Mon Oct 16th, 2006 at 04:52:48 PM EST
Maybe the FT-type anti-EU attitude is less dominant in the UK today than one might think?
Just came across this article by William Pfaff via DeDefensa, could hardly believe my eyes:
London, October 10, 2006 - Last weekend in London an organization called Intelligence Squared devoted three days of lectures and meetings to the unpromising cause of making the British like the French. Or if not like them, at least understand them better than usually is the case.
The most daring proposition voiced was that of a "special relationship" with France to replace Britain's existing relationship with the United States. Surprisingly, after an hour and half's argument, audience opinion gave victory to a French connection.(Those attending were polled before and after the debate.)
The outcome certainly surprised this participant, who
had argued that the transatlantic special relationship had been bad for both Britain and the United States -- a conjurer's illusion on both sides. But a special British relationship with France to replace it?
After briefly examining the history of the "special relationship" - at the end of which Pfaff comes very close to shoving most of the blame for Bush's disasters onto Tony Blair for aiding/abetting/encouraging him(!) - Pfaff concludes direct UK-FR entwinement, although force-de-frappishly "desirable" ...
There would be advantages in close cooperation between the two European states with the most experience of modern international politics and great power action, possessing the most serious military resources and forces in Europe.
...is nonetheless unlikely, in his view simply because the English historically "don't like" the French (!):
However a fundamental hostility towards France has long been embedded in English political culture, going back to the Norman Conquest and installation of French rulers in 1066.
Whodathunk it? Such looooong, spiteful memories...

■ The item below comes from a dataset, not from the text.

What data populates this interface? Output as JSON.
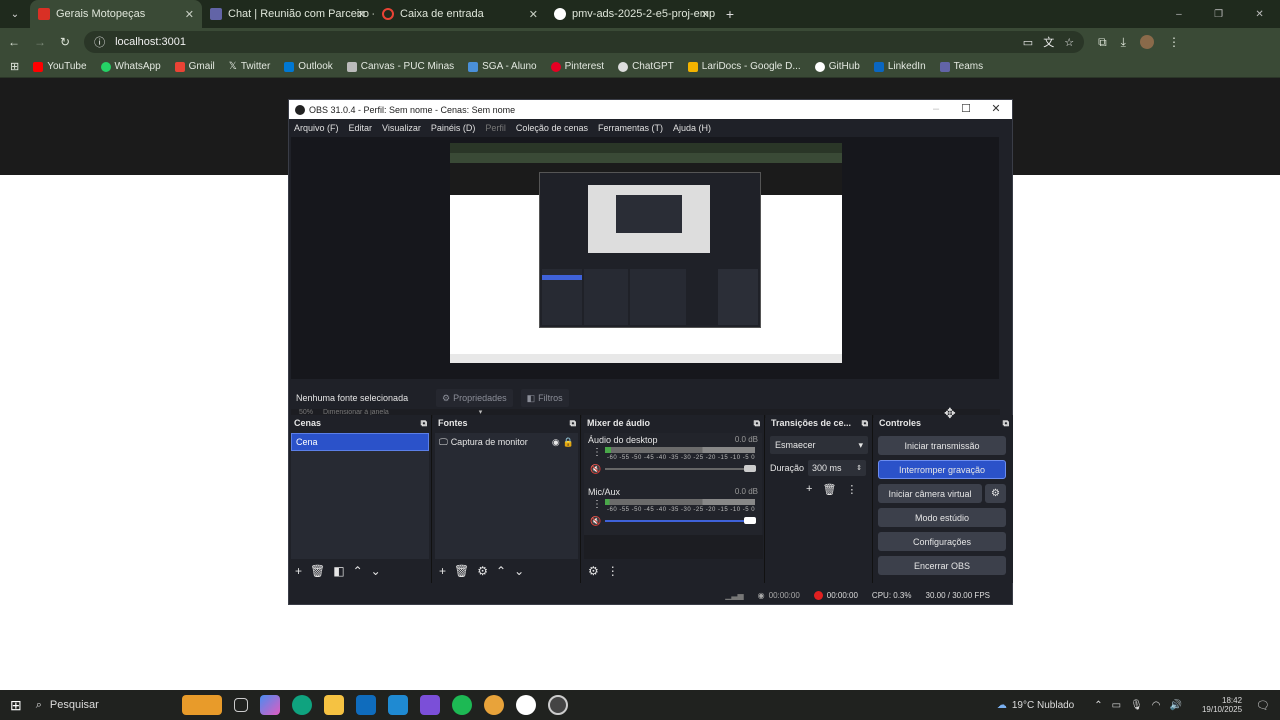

Ergo, according to Pfaff:
Any new special relationship for Britain would surely have to be with Europe, but not with the EU that now exists, which will undoubtedly be changed fundamentally during the decade to come. An organization of 25, or 27, or more, members cannot conduct a serious common international and strategic policy, nor act with dispatch and effect.
Yet the consciousness of Europe's essential unity and the need for a new form of cooperation is evident everywhere. This, I think, has yet to be generally realized: expansion and the rejection last year by France and the Netherlands of the proposed European constitution exploded the Europe originally conceived in the 1950s. New structures must be invented to create a flexible Europe, of common identity and shared essential interests, that does not depend upon the United States -- in recognition that the United States simply is no longer dependable.
However, DeDefensa's own analysis views a UK flip-switch from "Atlanticism" to ... "Manchism" (?? "Cross-Channeling"???) as at least conceivable, given the astro-political conjunctions looming in the 2007 firmament and - above all - the truly unprecedented quantity and quality of transatlantic crap-consequences now teetering on the UK's special-poodlism fan, which could kinda-synergically induce a cathartic divorce-somersault FR-wards...and/or EU-wards?
Dunno myself whether these enticing figments are pure pipedreams or plausible prospects, but could be worth keeping watch for further "smoke-signals".